Ben E. Rich
Ben E. Rich (1855–1913) was a leading missionary and spokesman for The Church of Jesus Christ of Latter-day Saints (LDS Church) in the early 20th-century. He was also a publisher, novelist, and an active participant in politics.
Rich was the son of Charles C. Rich and his wife Sarah D. Pea. He first served as a missionary for the LDS Church in Great Britain from 1881 until 1883. For part of this time he oversaw the emigration of Church members from Britain to the United States. He worked as a salesman for Z.C.M.I and then as a store manager for the Goden Equitable Co-operative Store. In 1893 he moved to Rexburg, Idaho where he owned and operated the Rexburg Press, later renamed the Silver Hammer and relocated to St. Anthony, Idaho. Rich also wrote the novel Mr. Durant of Salt Lake City: That Mormon. Rich was a leading Republican and an associate of Theodore Roosevelt.
In 1898 he was made president of the Southern States Mission. When the mission was divided two years later, Rich continued as president of the newly formed Middle States Mission based in Washington, D.C. Upon the death of the president of the Southern States Mission, the Middle States Mission was dissolved and Rich was again assigned to preside over the Southern States Mission. In 1908, he was assigned to the Eastern States Mission, serving there as its president until the time of his death in 1913. As mission president in these areas, he was at the forefront of evangelizing the LDS Church during the Reed Smoot hearings and was involved in several highly publicized debates with leading Protestant preachers, most notably his debate with A. A. Bunner of the Church of Christ. Rich also authored a number of missionary tracts, often drawing on his experience with opposition to the Church, including calls often made by Protestant ministers to forcibly drive out the missionaries.

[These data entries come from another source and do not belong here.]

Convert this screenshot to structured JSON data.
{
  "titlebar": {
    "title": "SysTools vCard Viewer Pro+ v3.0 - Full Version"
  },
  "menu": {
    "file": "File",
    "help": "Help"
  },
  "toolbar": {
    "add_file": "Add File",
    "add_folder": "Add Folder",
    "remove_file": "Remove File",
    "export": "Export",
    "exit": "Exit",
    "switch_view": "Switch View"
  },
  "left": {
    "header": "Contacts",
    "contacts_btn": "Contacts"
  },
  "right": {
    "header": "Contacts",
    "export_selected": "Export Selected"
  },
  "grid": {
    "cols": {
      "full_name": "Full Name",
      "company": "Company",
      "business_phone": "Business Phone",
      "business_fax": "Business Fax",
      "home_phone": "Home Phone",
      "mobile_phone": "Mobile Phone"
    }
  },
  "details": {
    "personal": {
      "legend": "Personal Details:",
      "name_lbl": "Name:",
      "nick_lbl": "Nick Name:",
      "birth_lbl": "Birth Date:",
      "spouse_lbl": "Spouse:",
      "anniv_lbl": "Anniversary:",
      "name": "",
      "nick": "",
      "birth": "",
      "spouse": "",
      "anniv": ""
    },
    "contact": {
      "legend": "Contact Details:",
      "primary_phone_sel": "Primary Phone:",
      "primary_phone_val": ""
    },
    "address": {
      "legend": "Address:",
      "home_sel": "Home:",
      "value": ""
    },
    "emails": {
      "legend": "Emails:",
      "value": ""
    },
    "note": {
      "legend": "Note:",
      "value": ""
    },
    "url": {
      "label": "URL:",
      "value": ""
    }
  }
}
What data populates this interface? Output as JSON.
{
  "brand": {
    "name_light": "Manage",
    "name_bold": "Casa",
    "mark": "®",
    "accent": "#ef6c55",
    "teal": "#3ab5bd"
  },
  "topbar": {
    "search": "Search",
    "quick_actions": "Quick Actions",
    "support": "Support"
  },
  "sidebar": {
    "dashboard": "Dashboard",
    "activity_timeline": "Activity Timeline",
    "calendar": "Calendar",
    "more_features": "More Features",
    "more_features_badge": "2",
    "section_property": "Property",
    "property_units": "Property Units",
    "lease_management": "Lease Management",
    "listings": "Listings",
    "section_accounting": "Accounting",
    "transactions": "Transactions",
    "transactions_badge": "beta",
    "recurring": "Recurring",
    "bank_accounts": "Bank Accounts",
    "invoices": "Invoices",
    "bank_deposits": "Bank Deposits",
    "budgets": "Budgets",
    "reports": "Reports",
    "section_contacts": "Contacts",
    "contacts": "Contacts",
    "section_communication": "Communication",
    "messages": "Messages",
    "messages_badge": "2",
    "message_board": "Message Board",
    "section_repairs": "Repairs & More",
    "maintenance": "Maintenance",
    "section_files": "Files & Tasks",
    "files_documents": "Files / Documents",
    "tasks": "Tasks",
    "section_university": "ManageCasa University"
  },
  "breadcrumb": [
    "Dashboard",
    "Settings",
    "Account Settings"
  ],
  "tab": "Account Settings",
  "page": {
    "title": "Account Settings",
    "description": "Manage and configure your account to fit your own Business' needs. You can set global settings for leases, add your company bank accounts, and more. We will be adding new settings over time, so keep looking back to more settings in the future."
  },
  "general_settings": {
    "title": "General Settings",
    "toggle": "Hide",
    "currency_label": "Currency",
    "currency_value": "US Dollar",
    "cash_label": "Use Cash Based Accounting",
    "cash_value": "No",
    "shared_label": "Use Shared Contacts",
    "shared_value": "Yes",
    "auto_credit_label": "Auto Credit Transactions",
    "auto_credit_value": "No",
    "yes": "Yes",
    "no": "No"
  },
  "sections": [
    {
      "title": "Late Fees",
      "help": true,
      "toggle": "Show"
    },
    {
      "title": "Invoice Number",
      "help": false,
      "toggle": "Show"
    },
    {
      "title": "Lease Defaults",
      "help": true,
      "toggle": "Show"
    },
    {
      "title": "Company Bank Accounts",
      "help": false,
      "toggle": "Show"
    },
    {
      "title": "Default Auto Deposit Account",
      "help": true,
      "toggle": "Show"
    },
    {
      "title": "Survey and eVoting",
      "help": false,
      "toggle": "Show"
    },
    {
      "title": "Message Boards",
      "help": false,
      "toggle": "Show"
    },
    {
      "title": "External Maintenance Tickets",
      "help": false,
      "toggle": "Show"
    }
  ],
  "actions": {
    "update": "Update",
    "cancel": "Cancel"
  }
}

- Patrick Mason, The Mormon Menace: Violence and Anti-Mormonism in the Postbellum South, p. 167-168[full citation needed]